A high school student in Grosse Ile Township, Michigan, filed a lawsuit in federal court after a police officer cited her for refusing to take a Breathalyzer test without a search warrant.
Casey Guthrie is challenging a local ordinance and a state law that allow officers to perform breath tests on those under 21 if they have a reasonable cause. Under the Michigan Liquor Control Code, those who refuse to undergo the test are cited for a civil infraction and may be ordered to pay a fine of no more than $100.
The lawsuit comes out of an incident in May, when Detective Ken Pelland pulled over a vehicle Guthrie was riding in. Pelland asked those in the car to agree to a breath test to see whether or not they had been drinking. Guthrie refused, so Pelland wrote her a ticket.

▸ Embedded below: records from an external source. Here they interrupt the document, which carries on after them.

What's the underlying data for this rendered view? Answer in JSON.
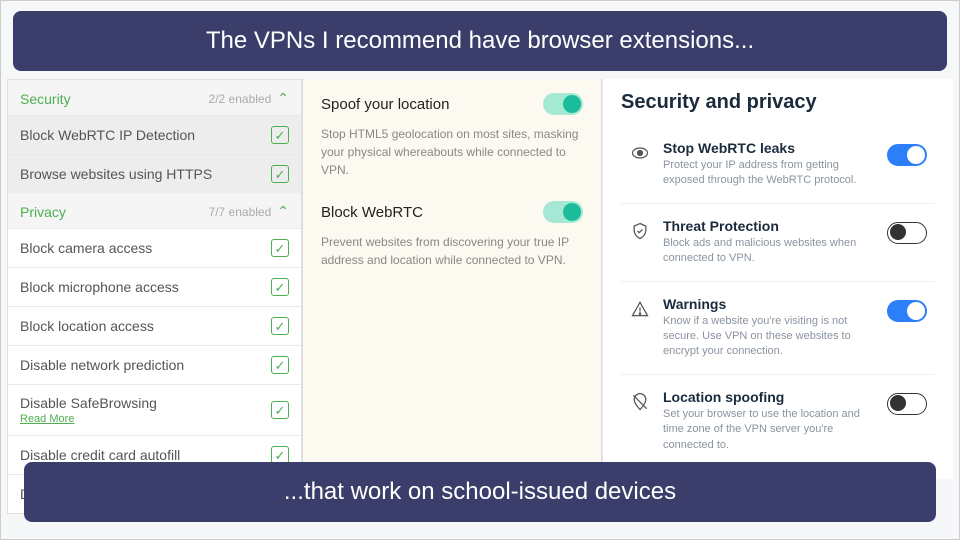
{
  "banner_top": "The VPNs I recommend have browser extensions...",
  "banner_bottom": "...that work on school-issued devices",
  "col1": {
    "security": {
      "title": "Security",
      "count": "2/2 enabled",
      "items": [
        "Block WebRTC IP Detection",
        "Browse websites using HTTPS"
      ]
    },
    "privacy": {
      "title": "Privacy",
      "count": "7/7 enabled",
      "items": [
        "Block camera access",
        "Block microphone access",
        "Block location access",
        "Disable network prediction",
        "Disable SafeBrowsing",
        "Disable credit card autofill",
        "Disable address autofill"
      ],
      "readmore": "Read More"
    }
  },
  "col2": {
    "spoof": {
      "title": "Spoof your location",
      "desc": "Stop HTML5 geolocation on most sites, masking your physical whereabouts while connected to VPN."
    },
    "webrtc": {
      "title": "Block WebRTC",
      "desc": "Prevent websites from discovering your true IP address and location while connected to VPN."
    }
  },
  "col3": {
    "title": "Security and privacy",
    "items": [
      {
        "label": "Stop WebRTC leaks",
        "desc": "Protect your IP address from getting exposed through the WebRTC protocol.",
        "on": true,
        "icon": "eye"
      },
      {
        "label": "Threat Protection",
        "desc": "Block ads and malicious websites when connected to VPN.",
        "on": false,
        "icon": "shield"
      },
      {
        "label": "Warnings",
        "desc": "Know if a website you're visiting is not secure. Use VPN on these websites to encrypt your connection.",
        "on": true,
        "icon": "warning"
      },
      {
        "label": "Location spoofing",
        "desc": "Set your browser to use the location and time zone of the VPN server you're connected to.",
        "on": false,
        "icon": "location"
      }
    ]
  }
}
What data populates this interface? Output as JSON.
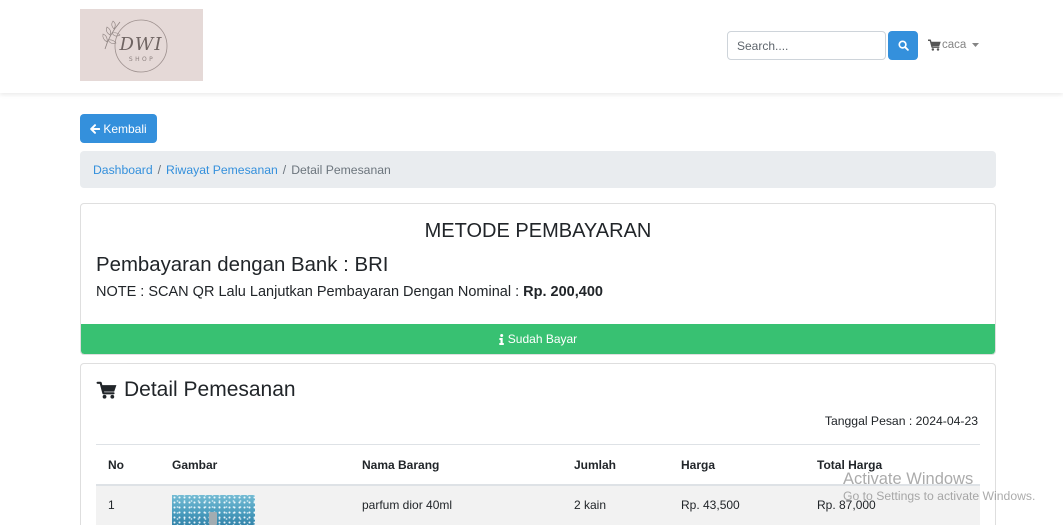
{
  "navbar": {
    "logo": {
      "text": "DWI",
      "subtext": "SHOP"
    },
    "search": {
      "placeholder": "Search...."
    },
    "user": {
      "name": "caca"
    }
  },
  "back_button": {
    "label": "Kembali"
  },
  "breadcrumb": {
    "separator": "/",
    "items": [
      "Dashboard",
      "Riwayat Pemesanan",
      "Detail Pemesanan"
    ]
  },
  "payment": {
    "heading": "METODE PEMBAYARAN",
    "bank_label": "Pembayaran dengan Bank :",
    "bank_name": "BRI",
    "note_label": "NOTE : SCAN QR Lalu Lanjutkan Pembayaran Dengan Nominal :",
    "note_amount": "Rp. 200,400",
    "paid_button_label": "Sudah Bayar"
  },
  "order": {
    "title": "Detail Pemesanan",
    "date_label": "Tanggal Pesan :",
    "date_value": "2024-04-23",
    "columns": [
      "No",
      "Gambar",
      "Nama Barang",
      "Jumlah",
      "Harga",
      "Total Harga"
    ],
    "rows": [
      {
        "no": "1",
        "name": "parfum dior 40ml",
        "qty": "2 kain",
        "price": "Rp. 43,500",
        "total": "Rp. 87,000"
      }
    ]
  },
  "os_watermark": {
    "title": "Activate Windows",
    "subtitle": "Go to Settings to activate Windows."
  },
  "colors": {
    "primary": "#3490dc",
    "success": "#38c172",
    "breadcrumb_bg": "#e9ecef",
    "logo_bg": "#e5d9d7"
  },
  "icons": {
    "search": "search-icon",
    "nav_cart": "cart-icon",
    "user_menu": "caret-down-icon",
    "back": "arrow-left-icon",
    "paid": "info-icon",
    "order_title": "cart-icon"
  }
}
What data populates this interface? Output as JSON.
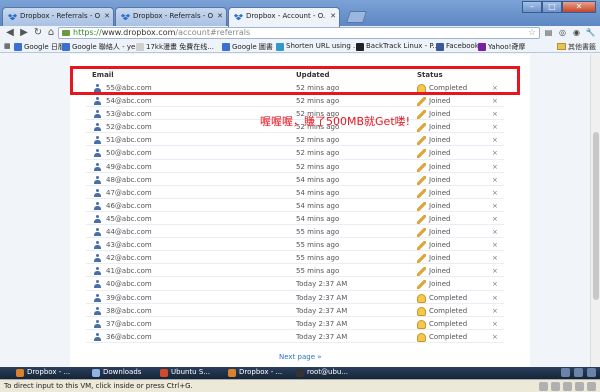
{
  "browser": {
    "tabs": [
      {
        "title": "Dropbox - Referrals - O...",
        "active": false
      },
      {
        "title": "Dropbox - Referrals - O...",
        "active": false
      },
      {
        "title": "Dropbox - Account - O...",
        "active": true
      }
    ],
    "url": {
      "protocol": "https://",
      "domain": "www.dropbox.com",
      "path": "/account#referrals"
    },
    "bookmarks": [
      {
        "label": "Google 日曆",
        "color": "#3b6fd1"
      },
      {
        "label": "Google 聯絡人 - ye...",
        "color": "#3b6fd1"
      },
      {
        "label": "17kk漫畫 免費在线...",
        "color": "#d0d0d0"
      },
      {
        "label": "Google 圖書",
        "color": "#3b6fd1"
      },
      {
        "label": "Shorten URL using ...",
        "color": "#3399cc"
      },
      {
        "label": "BackTrack Linux - P...",
        "color": "#222222"
      },
      {
        "label": "Facebook",
        "color": "#3b5998"
      },
      {
        "label": "Yahoo!奇摩",
        "color": "#7b1fa2"
      }
    ],
    "other_bookmarks": "其他書籤"
  },
  "referrals": {
    "columns": {
      "email": "Email",
      "updated": "Updated",
      "status": "Status"
    },
    "rows": [
      {
        "email": "55@abc.com",
        "updated": "52 mins ago",
        "status": "Completed"
      },
      {
        "email": "54@abc.com",
        "updated": "52 mins ago",
        "status": "Joined"
      },
      {
        "email": "53@abc.com",
        "updated": "52 mins ago",
        "status": "Joined"
      },
      {
        "email": "52@abc.com",
        "updated": "52 mins ago",
        "status": "Joined"
      },
      {
        "email": "51@abc.com",
        "updated": "52 mins ago",
        "status": "Joined"
      },
      {
        "email": "50@abc.com",
        "updated": "52 mins ago",
        "status": "Joined"
      },
      {
        "email": "49@abc.com",
        "updated": "52 mins ago",
        "status": "Joined"
      },
      {
        "email": "48@abc.com",
        "updated": "54 mins ago",
        "status": "Joined"
      },
      {
        "email": "47@abc.com",
        "updated": "54 mins ago",
        "status": "Joined"
      },
      {
        "email": "46@abc.com",
        "updated": "54 mins ago",
        "status": "Joined"
      },
      {
        "email": "45@abc.com",
        "updated": "54 mins ago",
        "status": "Joined"
      },
      {
        "email": "44@abc.com",
        "updated": "55 mins ago",
        "status": "Joined"
      },
      {
        "email": "43@abc.com",
        "updated": "55 mins ago",
        "status": "Joined"
      },
      {
        "email": "42@abc.com",
        "updated": "55 mins ago",
        "status": "Joined"
      },
      {
        "email": "41@abc.com",
        "updated": "55 mins ago",
        "status": "Joined"
      },
      {
        "email": "40@abc.com",
        "updated": "Today 2:37 AM",
        "status": "Joined"
      },
      {
        "email": "39@abc.com",
        "updated": "Today 2:37 AM",
        "status": "Completed"
      },
      {
        "email": "38@abc.com",
        "updated": "Today 2:37 AM",
        "status": "Completed"
      },
      {
        "email": "37@abc.com",
        "updated": "Today 2:37 AM",
        "status": "Completed"
      },
      {
        "email": "36@abc.com",
        "updated": "Today 2:37 AM",
        "status": "Completed"
      }
    ],
    "remove_symbol": "×",
    "next_page": "Next page »"
  },
  "annotation": {
    "text": "喔喔喔，賺了500MB就Get喽!",
    "color": "#e8141e"
  },
  "taskbar": {
    "items": [
      {
        "label": "Dropbox - ...",
        "color": "#d9822b"
      },
      {
        "label": "Downloads",
        "color": "#8fb4e3"
      },
      {
        "label": "Ubuntu S...",
        "color": "#d14b2a"
      },
      {
        "label": "Dropbox - ...",
        "color": "#d9822b"
      },
      {
        "label": "root@ubu...",
        "color": "#333333"
      }
    ]
  },
  "vm_status": "To direct input to this VM, click inside or press Ctrl+G."
}
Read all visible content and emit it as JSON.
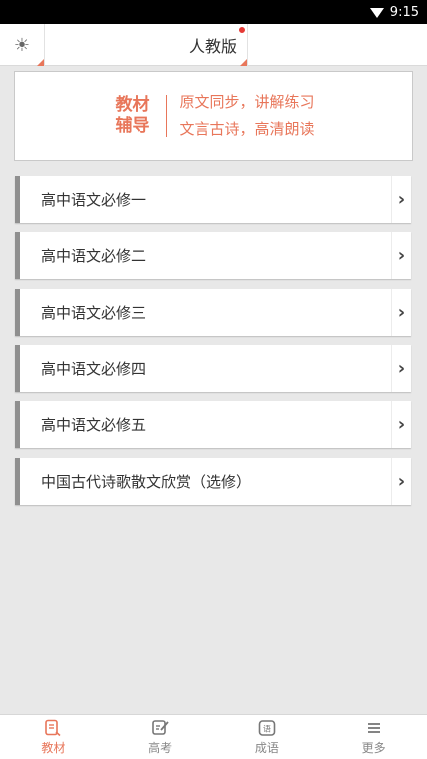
{
  "status_bar": {
    "time": "9:15",
    "wifi_icon": "wifi-icon"
  },
  "top_bar": {
    "brightness_icon": "brightness-icon",
    "edition_label": "人教版",
    "accent": "#e8765a"
  },
  "banner": {
    "title_line1": "教材",
    "title_line2": "辅导",
    "line1": "原文同步，讲解练习",
    "line2": "文言古诗，高清朗读"
  },
  "list": {
    "items": [
      {
        "label": "高中语文必修一"
      },
      {
        "label": "高中语文必修二"
      },
      {
        "label": "高中语文必修三"
      },
      {
        "label": "高中语文必修四"
      },
      {
        "label": "高中语文必修五"
      },
      {
        "label": "中国古代诗歌散文欣赏（选修）"
      }
    ],
    "arrow_icon": "chevron-right-icon"
  },
  "bottom_nav": {
    "tabs": [
      {
        "label": "教材",
        "icon": "book-icon",
        "active": true
      },
      {
        "label": "高考",
        "icon": "exam-icon",
        "active": false
      },
      {
        "label": "成语",
        "icon": "idiom-icon",
        "active": false
      },
      {
        "label": "更多",
        "icon": "menu-icon",
        "active": false
      }
    ]
  }
}
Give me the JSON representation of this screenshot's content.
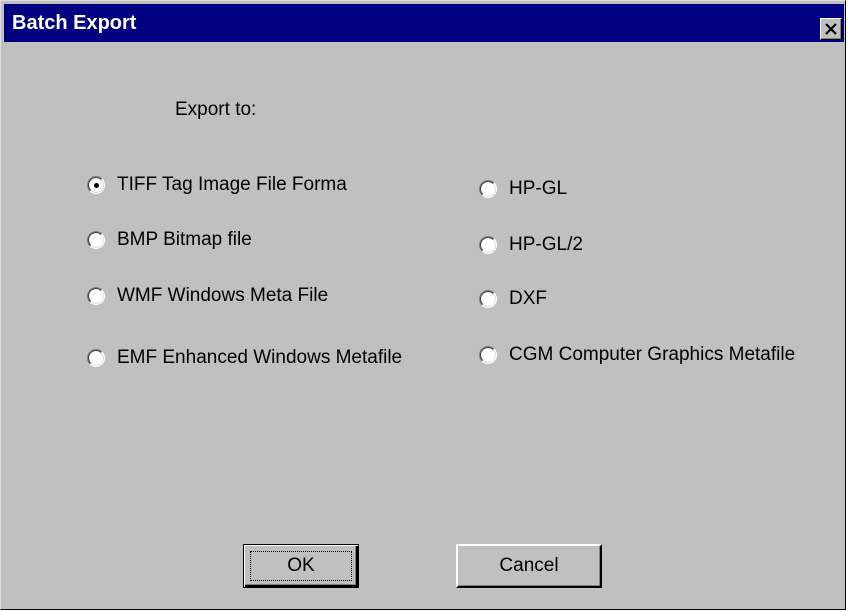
{
  "window": {
    "title": "Batch Export"
  },
  "export_label": "Export to:",
  "options_left": [
    {
      "label": "TIFF Tag Image File Forma",
      "selected": true
    },
    {
      "label": "BMP Bitmap file",
      "selected": false
    },
    {
      "label": "WMF Windows Meta File",
      "selected": false
    },
    {
      "label": "EMF Enhanced Windows Metafile",
      "selected": false
    }
  ],
  "options_right": [
    {
      "label": "HP-GL",
      "selected": false
    },
    {
      "label": "HP-GL/2",
      "selected": false
    },
    {
      "label": "DXF",
      "selected": false
    },
    {
      "label": "CGM Computer Graphics Metafile",
      "selected": false
    }
  ],
  "buttons": {
    "ok": "OK",
    "cancel": "Cancel"
  },
  "colors": {
    "titlebar": "#000080",
    "face": "#c0c0c0"
  },
  "icons": {
    "close": "close-icon"
  }
}
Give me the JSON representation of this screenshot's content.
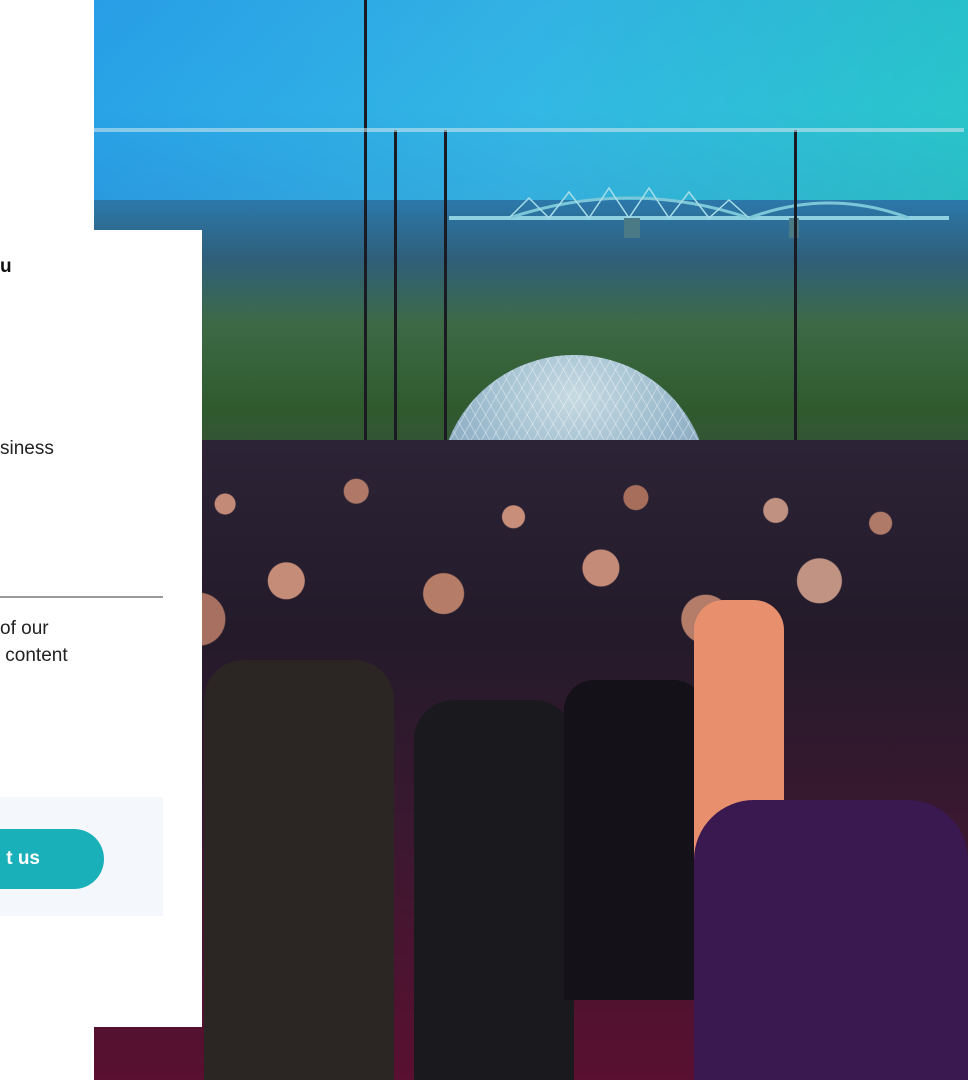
{
  "panel": {
    "heading": "u",
    "description_line": "siness",
    "body_lines": [
      "of our",
      " content"
    ],
    "cta_label": "t us"
  },
  "colors": {
    "cta": "#1ab0ba",
    "cta_box_bg": "#f4f7fb",
    "divider": "#9a9a9a"
  },
  "photo": {
    "alt": ""
  }
}
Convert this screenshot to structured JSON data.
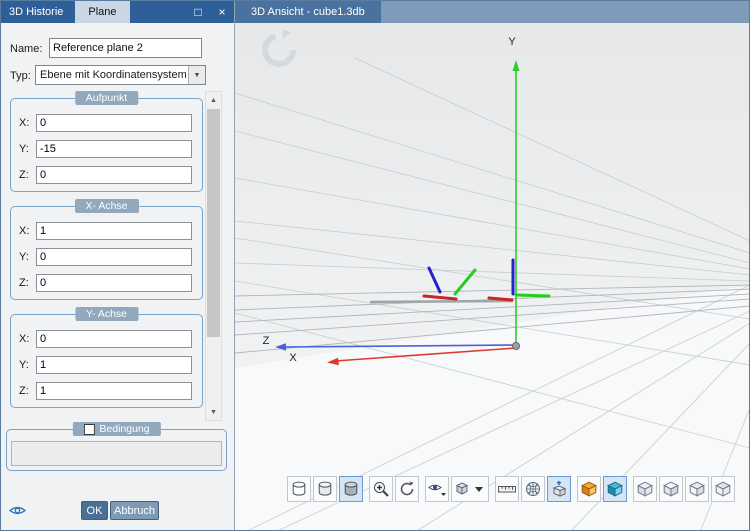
{
  "colors": {
    "titlebar_dark": "#2f5f98",
    "titlebar_light": "#7e9cba",
    "active_tab_bg": "#c9d6e4",
    "group_border": "#7aa3cc",
    "group_chip_bg": "#92a9bd",
    "axis_x": "#de3a2c",
    "axis_y": "#2ecc2e",
    "axis_z": "#4a62d8",
    "selected_toolbar_button_bg": "#d5e5f5"
  },
  "left_panel": {
    "tabs": [
      {
        "label": "3D Historie",
        "active": false
      },
      {
        "label": "Plane",
        "active": true
      }
    ],
    "window_buttons": {
      "maximize": "□",
      "close": "×"
    },
    "fields": {
      "name_label": "Name:",
      "name_value": "Reference plane 2",
      "type_label": "Typ:",
      "type_value": "Ebene mit Koordinatensystem",
      "type_caret": "▼"
    },
    "groups": [
      {
        "title": "Aufpunkt",
        "fields": [
          {
            "label": "X:",
            "value": "0"
          },
          {
            "label": "Y:",
            "value": "-15"
          },
          {
            "label": "Z:",
            "value": "0"
          }
        ]
      },
      {
        "title": "X- Achse",
        "fields": [
          {
            "label": "X:",
            "value": "1"
          },
          {
            "label": "Y:",
            "value": "0"
          },
          {
            "label": "Z:",
            "value": "0"
          }
        ]
      },
      {
        "title": "Y- Achse",
        "fields": [
          {
            "label": "X:",
            "value": "0"
          },
          {
            "label": "Y:",
            "value": "1"
          },
          {
            "label": "Z:",
            "value": "1"
          }
        ]
      }
    ],
    "scrollbar": {
      "up": "▲",
      "down": "▼"
    },
    "bedingung": {
      "title": "Bedingung",
      "checked": false,
      "field_value": ""
    },
    "footer": {
      "ok": "OK",
      "cancel": "Abbruch"
    }
  },
  "view_panel": {
    "tab_title": "3D Ansicht - cube1.3db",
    "axes": {
      "x": "X",
      "y": "Y",
      "z": "Z"
    },
    "toolbar": {
      "buttons": [
        {
          "icon": "cylinder-wireframe"
        },
        {
          "icon": "cylinder-hidden-edges"
        },
        {
          "icon": "cylinder-shaded",
          "selected": true
        },
        {
          "icon": "zoom-in",
          "group_start": true
        },
        {
          "icon": "orbit-view"
        },
        {
          "icon": "camera-view",
          "group_start": true
        },
        {
          "icon": "view-preset-combo",
          "wide": true
        },
        {
          "icon": "ruler-measure",
          "group_start": true
        },
        {
          "icon": "mesh-display"
        },
        {
          "icon": "move-view",
          "selected": true
        },
        {
          "icon": "cube-solid-orange",
          "group_start": true
        },
        {
          "icon": "cube-solid-blue",
          "selected": true
        },
        {
          "icon": "cube-view-iso",
          "group_start": true
        },
        {
          "icon": "cube-view-front"
        },
        {
          "icon": "cube-view-side"
        },
        {
          "icon": "cube-view-back"
        }
      ]
    }
  }
}
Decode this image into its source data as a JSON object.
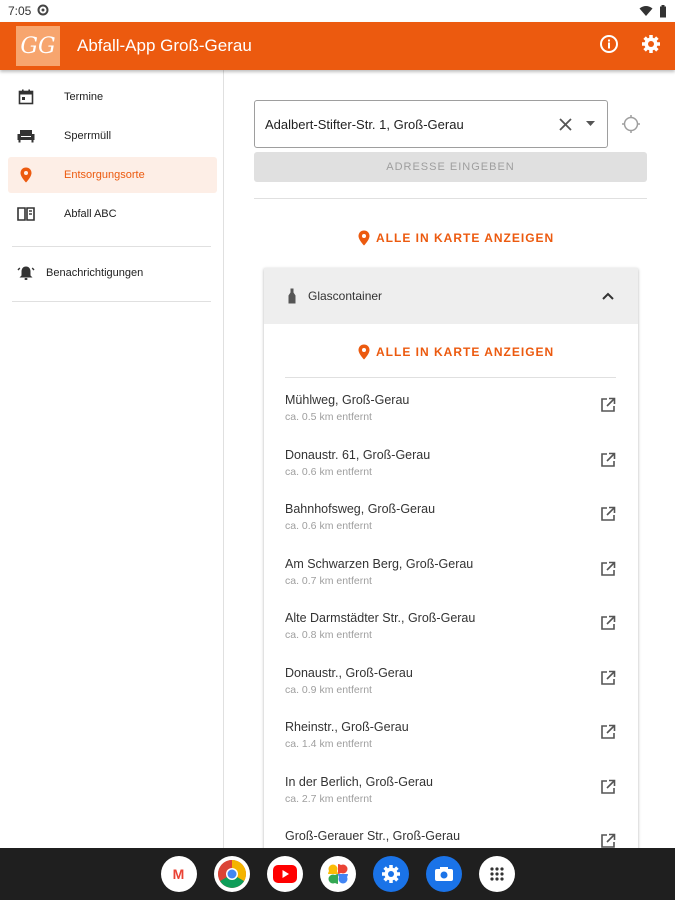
{
  "status_bar": {
    "time": "7:05"
  },
  "app_bar": {
    "logo_text": "GG",
    "title": "Abfall-App Groß-Gerau"
  },
  "sidebar": {
    "items": [
      {
        "label": "Termine"
      },
      {
        "label": "Sperrmüll"
      },
      {
        "label": "Entsorgungsorte"
      },
      {
        "label": "Abfall ABC"
      }
    ],
    "notifications_label": "Benachrichtigungen"
  },
  "main": {
    "address_value": "Adalbert-Stifter-Str. 1, Groß-Gerau",
    "address_button": "ADRESSE EINGEBEN",
    "show_all_label": "ALLE IN KARTE ANZEIGEN",
    "section": {
      "title": "Glascontainer",
      "show_all_label": "ALLE IN KARTE ANZEIGEN",
      "locations": [
        {
          "name": "Mühlweg, Groß-Gerau",
          "distance": "ca. 0.5 km entfernt"
        },
        {
          "name": "Donaustr. 61, Groß-Gerau",
          "distance": "ca. 0.6 km entfernt"
        },
        {
          "name": "Bahnhofsweg, Groß-Gerau",
          "distance": "ca. 0.6 km entfernt"
        },
        {
          "name": "Am Schwarzen Berg, Groß-Gerau",
          "distance": "ca. 0.7 km entfernt"
        },
        {
          "name": "Alte Darmstädter Str., Groß-Gerau",
          "distance": "ca. 0.8 km entfernt"
        },
        {
          "name": "Donaustr., Groß-Gerau",
          "distance": "ca. 0.9 km entfernt"
        },
        {
          "name": "Rheinstr., Groß-Gerau",
          "distance": "ca. 1.4 km entfernt"
        },
        {
          "name": "In der Berlich, Groß-Gerau",
          "distance": "ca. 2.7 km entfernt"
        },
        {
          "name": "Groß-Gerauer Str., Groß-Gerau",
          "distance": ""
        }
      ]
    }
  },
  "dock": [
    {
      "icon": "gmail-icon",
      "glyph": "M",
      "color": "#ea4335"
    },
    {
      "icon": "chrome-icon",
      "glyph": "",
      "color": "#34a853"
    },
    {
      "icon": "youtube-icon",
      "glyph": "",
      "color": "#ff0000"
    },
    {
      "icon": "photos-icon",
      "glyph": "",
      "color": "#fbbc05"
    },
    {
      "icon": "settings-icon",
      "glyph": "",
      "color": "#1a73e8"
    },
    {
      "icon": "camera-icon",
      "glyph": "",
      "color": "#1a73e8"
    },
    {
      "icon": "apps-icon",
      "glyph": "",
      "color": "#333333"
    }
  ],
  "colors": {
    "accent": "#ec5a0f",
    "active_bg": "#fdeee6"
  }
}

Now she's arguing this ordinance is unlawful and a violation of the Fourth Amendment, as Pelland was not first required to get a warrant to conduct these tests.
"What's especially egregious is that police are intimidating teenagers into taking Breathalyzers and telling them, 'You need to prove your innocence,'" the gir's lawyer, Mike Rataj said. "That's not the way the criminal justice system works."